One of the greatest things about England, and in particular,
Yorkshire, is the accessibility of the countryside. Coming from Canada, which has a huge amount of natural space, and an abundance of wilderness, you wouldn't think England's more limited green space would be especially impressive. The difference is, here in England, you can get to it! While much of Canada's wilderness is relatively "uncharted," you can't walk 100 feet in an English village without encountering a public footpath or bridlepath, many of which meander through fields romantically smattered with sheep and surrounded by drystone walls. Even the walls are divided by styles so you can pass through easily.
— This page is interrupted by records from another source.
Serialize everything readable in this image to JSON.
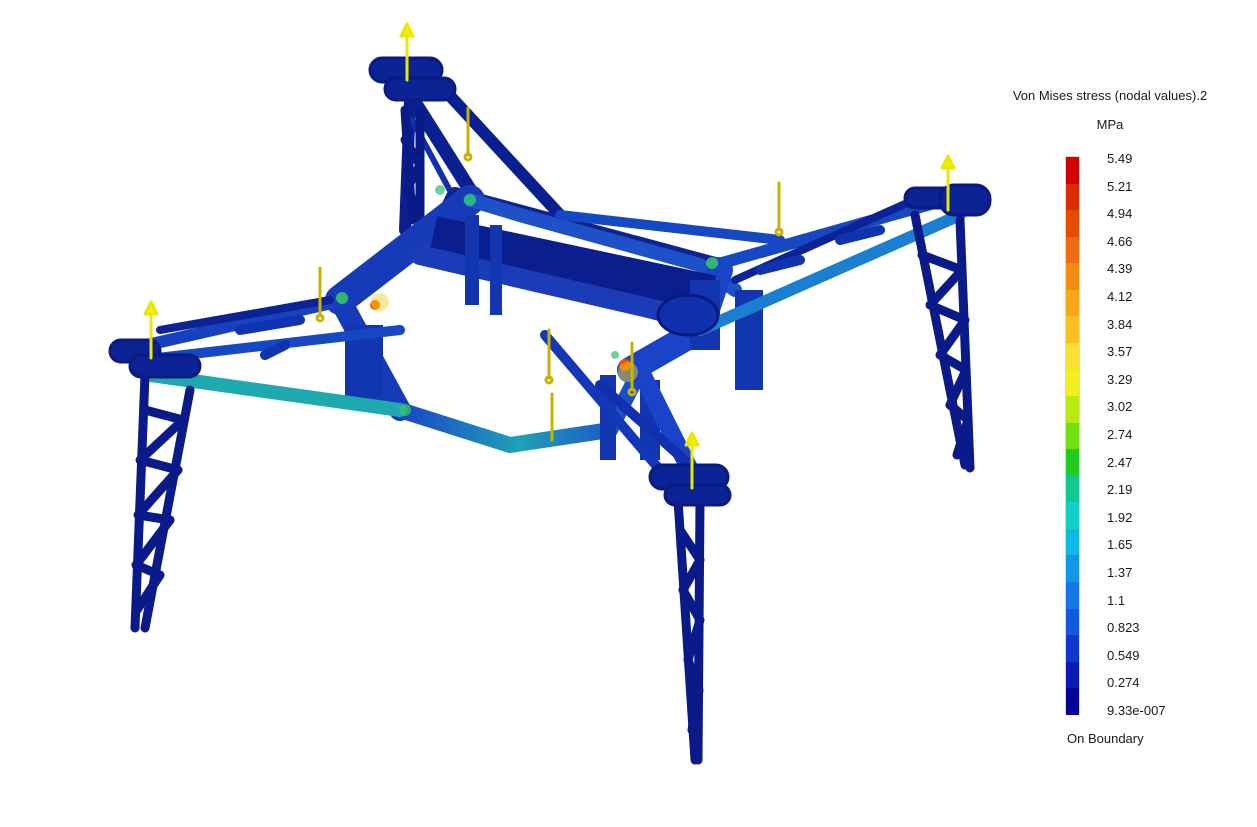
{
  "legend": {
    "title": "Von Mises stress (nodal values).2",
    "unit": "MPa",
    "footer": "On Boundary",
    "ticks": [
      "5.49",
      "5.21",
      "4.94",
      "4.66",
      "4.39",
      "4.12",
      "3.84",
      "3.57",
      "3.29",
      "3.02",
      "2.74",
      "2.47",
      "2.19",
      "1.92",
      "1.65",
      "1.37",
      "1.1",
      "0.823",
      "0.549",
      "0.274",
      "9.33e-007"
    ],
    "colors": [
      "#d40000",
      "#e02a00",
      "#e84a00",
      "#f06a10",
      "#f58a15",
      "#f8a51a",
      "#fcc020",
      "#fce030",
      "#f0f020",
      "#b8ec10",
      "#70e010",
      "#20cc20",
      "#10c890",
      "#10d0c8",
      "#10b8e8",
      "#1098e8",
      "#1478e8",
      "#1458e0",
      "#1038d0",
      "#0a1cb8",
      "#04049a"
    ]
  },
  "model": {
    "colors": {
      "structure": "#0b1e8e",
      "structure_light": "#1a3cc0",
      "accent_low": "#1a7fd0",
      "accent_mid": "#20b8a8",
      "hot": "#ff4a00",
      "warm": "#f0d020",
      "force_up": "#f0f000",
      "force_down": "#c8b400"
    }
  }
}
A recent visit to Flamborough in East Yorkshire finds us walking miles along the coastal headland from one pretty little cove to another, always on well-worn, and well sign-posted footpaths with stunning views of the white limestone cliffs, so dramatic flanked by the blue sky and the surprisingly almost-turquoise water of the North Sea.
While in Yorkshire, we also spend time just north of Leeds in the Wharfdale area - an afternoon walking amongst the purple heather on Ilkley Moor, made famous in Yorkshire by the traditional song, "On Ilkley Moor Bhat'at," bouldering and hiking at Otley Chevin Park, and rock climbing while soaking up the panoramic views at Almscliffe Crag.
These are beautiful areas, picturesque villages full of old stone cottages, and yet only about twenty minutes outside the hustle and bustle of Leeds, one of the biggest cities in England. There are miles and miles of footpaths, fell-walking trails, and climbing opportunities. An outdoor enthusiast's paradise.
Even in metropolitan areas, such as Wakefield, with a population roughly the same as the whole province of Prince Edward Island, we find places to enjoy the countryside. Newmillerdam is an easy hour-long stroll around a dam filled with ducks and geese (don't forget to take bread to feed them!), or try Temple Newsam, one of many old stately homes that are now open to the public. Here, the older folks can take a tour of the house, or meander through the gardens where there are plenty of paths and benches, the younger can visit the barns and stables, or play in the wooded areas or among the massive rhodedendran trees.
One of the drawbacks, of course, of having so many people enjoying the same countryside, is the impact on the land, and the amount of garbage that inevitably ends up on the ground, but on the whole, the beauty of the varied terrain - from meadows to mountains - and the ability to access it, is every bit as powerful as the Canadian wilderness.
Jane Hastelow is a former high school English teacher and curriculum coach currently enjoying a year of family travel and education with her husband and three children. She has a BA in English and a Masters in Communications. Jane loves to combine her passion for writing with family travel. You can also follow her adventures at